We decided last night that if it was raining in the morning, we would take a rest day and Tyler would get some work done. So when we awoke to the pounding of water against our tent we sloshed into town in search of free wireless internet and breakfast/lunch. As we were leaving our campsite Tyler cursed the sky quite loudly and I cursed it silently. The ride was short, but our jeans were completely soaked through when we arrived at our coffeeshop.
I'm just starting to realize how much I dislike being cold and wet. I really need to change my attitude about it. The prospect of completely avoiding this discomfort is slim to nil. It's just rain.
We need to work on how to deal with it because thusfar, it has really only served to dampen our spirits (and our jeans). I try to change my perspective by thinking "it's really lovely for the flowers, and I'm sure the farmers appreciate it" or "It's just water. It's no big deal. It's just WATER." We need the rain. It keeps us alive. Hopefully as the days progress, we will get better about accepting the rain as a part of life.
Indoors with hot-chocolate in my tummy, my spirits were a bit better, though my jeans were still soaking wet. Tyler ordered a beer (unheard of—he doesn't even like beer) and got to work while I spent the next five or six hours reading about Frodo and Gandalf in The Lord of the Rings.
This is the perfect book for me to be reading now (I've never read it), especially since it was written in England, and because I feel like we're on a quest of sorts. On nice days I love looking around as we're cycling thinking "ooh that's the Shire!" or "oooh that looks like Rivendell!", and on "bad" days, I find comfort in the fact that it could be worse.
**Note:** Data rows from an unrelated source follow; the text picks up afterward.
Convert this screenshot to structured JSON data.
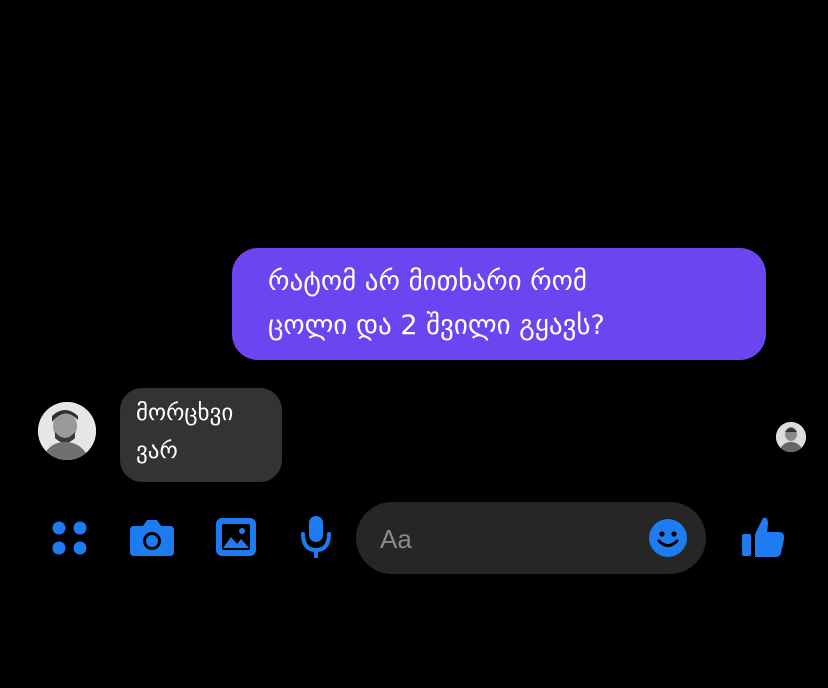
{
  "conversation": {
    "sent_message": {
      "text": "რატომ არ მითხარი რომ\nცოლი და 2 შვილი გყავს?"
    },
    "received_message": {
      "text": "მორცხვი\nვარ"
    }
  },
  "composer": {
    "placeholder": "Aa"
  },
  "icons": {
    "menu": "four-dots-icon",
    "camera": "camera-icon",
    "gallery": "image-icon",
    "voice": "microphone-icon",
    "emoji": "smiley-icon",
    "like": "thumbs-up-icon"
  },
  "colors": {
    "background": "#000000",
    "sent_bubble": "#6b46f0",
    "received_bubble": "#333333",
    "accent": "#1f7cf0",
    "composer": "#262626"
  }
}
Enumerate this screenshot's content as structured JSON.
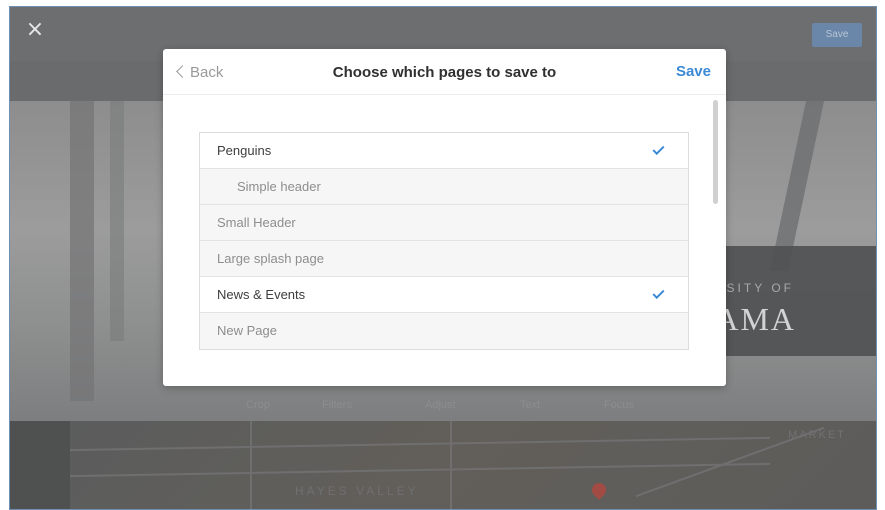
{
  "editor": {
    "close_icon": "close-icon",
    "save_label": "Save",
    "tools": [
      "Crop",
      "Filters",
      "Adjust",
      "Text",
      "Focus"
    ],
    "photo_text_small": "RSITY OF",
    "photo_text_big": "AMA",
    "map_labels": {
      "hayes": "HAYES VALLEY",
      "market": "MARKET"
    }
  },
  "modal": {
    "back_label": "Back",
    "title": "Choose which pages to save to",
    "save_label": "Save",
    "accent_color": "#3a8ad6",
    "pages": [
      {
        "label": "Penguins",
        "checked": true,
        "indent": false
      },
      {
        "label": "Simple header",
        "checked": false,
        "indent": true
      },
      {
        "label": "Small Header",
        "checked": false,
        "indent": false
      },
      {
        "label": "Large splash page",
        "checked": false,
        "indent": false
      },
      {
        "label": "News & Events",
        "checked": true,
        "indent": false
      },
      {
        "label": "New Page",
        "checked": false,
        "indent": false
      }
    ]
  }
}
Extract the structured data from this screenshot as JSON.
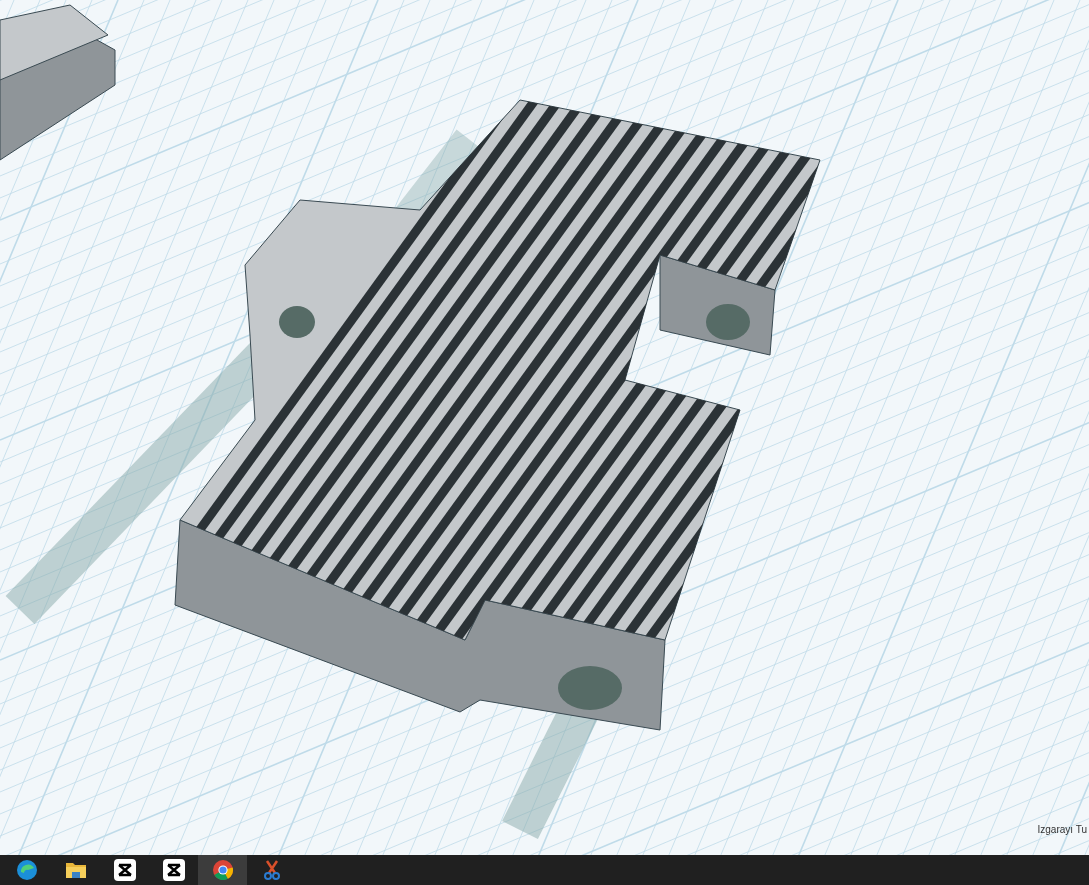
{
  "viewport": {
    "grid_label": "Izgarayı Tu"
  },
  "taskbar": {
    "apps": [
      {
        "kind": "swirl",
        "selected": false
      },
      {
        "kind": "folder",
        "selected": false
      },
      {
        "kind": "bowtie",
        "selected": false
      },
      {
        "kind": "bowtie",
        "selected": false
      },
      {
        "kind": "wheel",
        "selected": true
      },
      {
        "kind": "scissors",
        "selected": false
      }
    ]
  }
}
I read things like:
"The first part of their journey was hard and dreary, and Frodo remembered little of it, save the wind. For many sunless days and icy blast came from the Mountains in the east, and no garment seemed able to keep out its searching fingers."
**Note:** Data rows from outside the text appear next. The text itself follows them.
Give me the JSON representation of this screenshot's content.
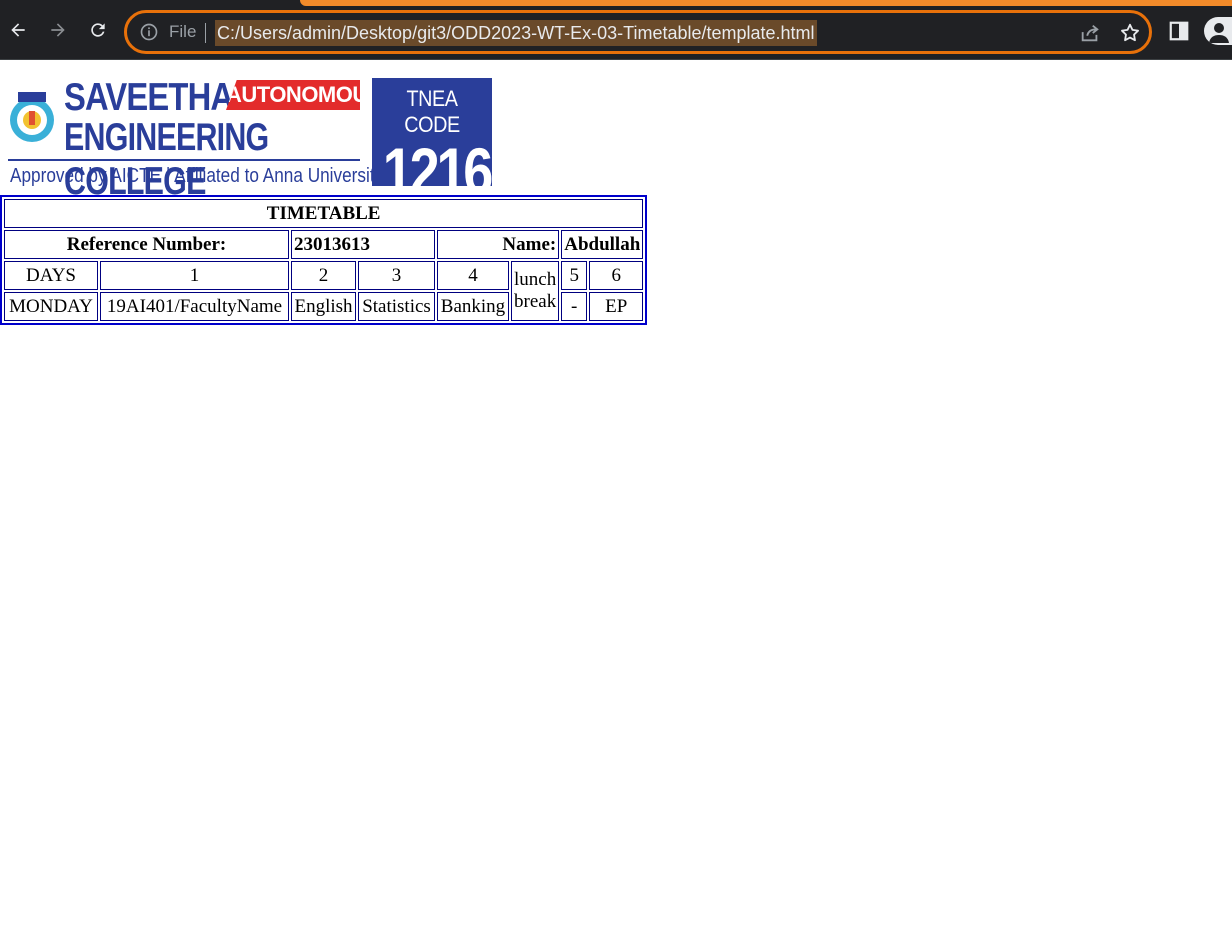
{
  "browser": {
    "file_label": "File",
    "url": "C:/Users/admin/Desktop/git3/ODD2023-WT-Ex-03-Timetable/template.html"
  },
  "logo": {
    "college_line1": "SAVEETHA",
    "badge": "AUTONOMOUS",
    "college_line2": "ENGINEERING COLLEGE",
    "approved": "Approved by AICTE  |  Affiliated to Anna University",
    "tnea_label": "TNEA CODE",
    "tnea_code": "1216"
  },
  "timetable": {
    "title": "TIMETABLE",
    "ref_label": "Reference Number:",
    "ref_value": "23013613",
    "name_label": "Name:",
    "name_value": "Abdullah",
    "header": {
      "days": "DAYS",
      "p1": "1",
      "p2": "2",
      "p3": "3",
      "p4": "4",
      "lunch_line1": "lunch",
      "lunch_line2": "break",
      "p5": "5",
      "p6": "6"
    },
    "monday": {
      "day": "MONDAY",
      "p1": "19AI401/FacultyName",
      "p2": "English",
      "p3": "Statistics",
      "p4": "Banking",
      "p5": "-",
      "p6": "EP"
    }
  }
}
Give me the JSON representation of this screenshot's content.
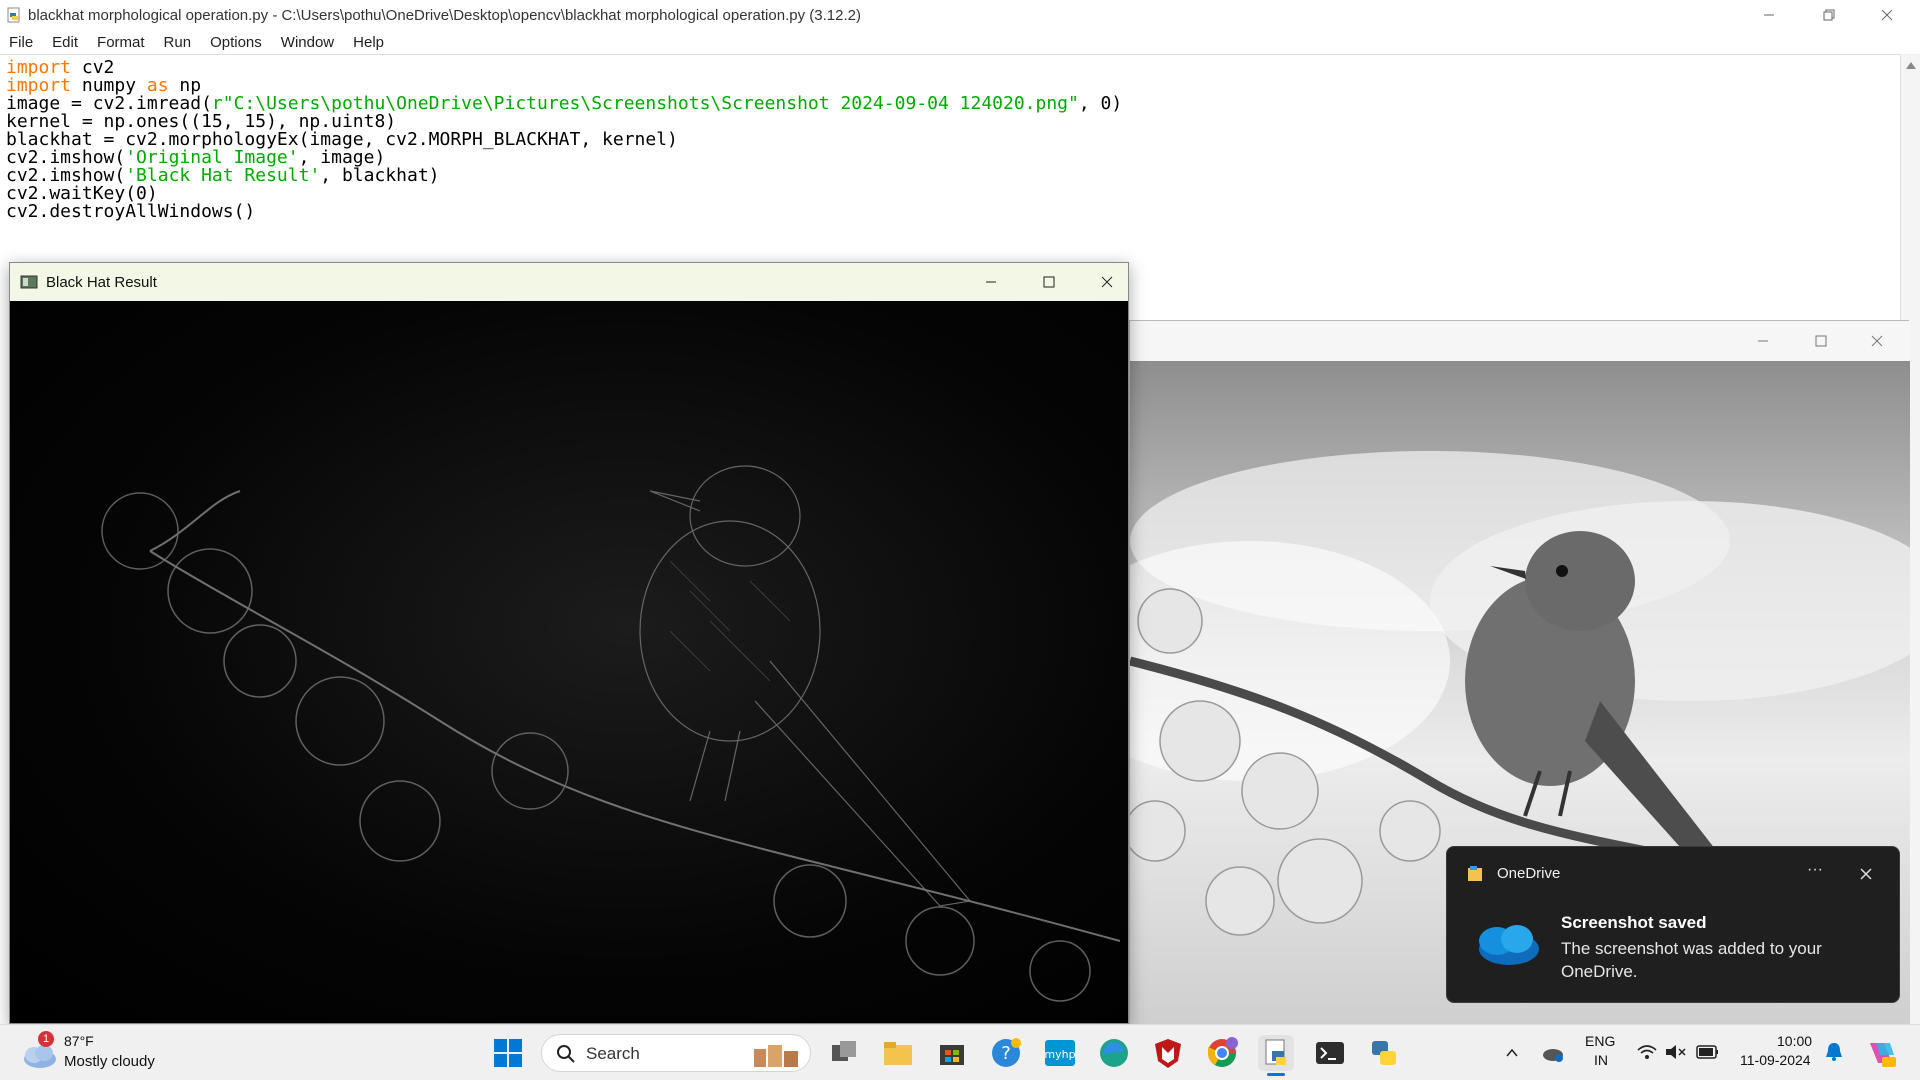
{
  "editor": {
    "title": "blackhat morphological operation.py - C:\\Users\\pothu\\OneDrive\\Desktop\\opencv\\blackhat morphological operation.py (3.12.2)",
    "menu": [
      "File",
      "Edit",
      "Format",
      "Run",
      "Options",
      "Window",
      "Help"
    ],
    "code": {
      "l1": {
        "kw": "import",
        "rest": " cv2"
      },
      "l2": {
        "kw": "import",
        "mid": " numpy ",
        "kw2": "as",
        "rest": " np"
      },
      "l3": {
        "pre": "image = cv2.imread(",
        "str": "r\"C:\\Users\\pothu\\OneDrive\\Pictures\\Screenshots\\Screenshot 2024-09-04 124020.png\"",
        "post": ", 0)"
      },
      "l4": "kernel = np.ones((15, 15), np.uint8)",
      "l5": "blackhat = cv2.morphologyEx(image, cv2.MORPH_BLACKHAT, kernel)",
      "l6": {
        "pre": "cv2.imshow(",
        "str": "'Original Image'",
        "post": ", image)"
      },
      "l7": {
        "pre": "cv2.imshow(",
        "str": "'Black Hat Result'",
        "post": ", blackhat)"
      },
      "l8": "cv2.waitKey(0)",
      "l9": "cv2.destroyAllWindows()"
    }
  },
  "blackhat_window": {
    "title": "Black Hat Result"
  },
  "toast": {
    "app": "OneDrive",
    "more": "···",
    "heading": "Screenshot saved",
    "body": "The screenshot was added to your OneDrive."
  },
  "taskbar": {
    "weather_badge": "1",
    "temperature": "87°F",
    "weather_desc": "Mostly cloudy",
    "search_label": "Search",
    "lang_line1": "ENG",
    "lang_line2": "IN",
    "time": "10:00",
    "date": "11-09-2024"
  },
  "colors": {
    "keyword": "#ff7700",
    "string": "#00aa00",
    "toast_bg": "#1f1f1f",
    "onedrive_blue": "#0f6cbd"
  }
}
"The Company now gathered together as close to the cliff as they could. It faced southwards, and near the bottom it leaned out a little, so that they hoped it would give them some protection from the northerly wind and from the falling stones. But eddying blasts swirled round them from every side, and the snow flowed down in ever denser clouds."
…and I remember that things aren't bad at all. I'm not on a practically impossible and very dangerous quest to throw an evil ring back into the fires from whence it came. We aren't being followed and attacked by wraiths. We are only bothered by RAIN for heaven's sake. It's just water. I am on the adventure of a lifetime with my best friend. We have fun and laugh all the time. We are safe. We are traveling in England! Soon we will be dry and warm again.
Six hours later, after having had breakfast and lunch at the same place, our jeans almost dry, we set off again to bike back "home" for the evening. The rain had stopped for the moment, so we arrived almost dry at our tent. I noticed that the rain had filled up the fryingpan with water. Our stove already set up and ready to go, I placed the pan on the fire, and it was soon boiling away. I made myself a nice hot cup of water with lemon juice and honey, and settled in for a leisurely evening, nice and dry in our tent.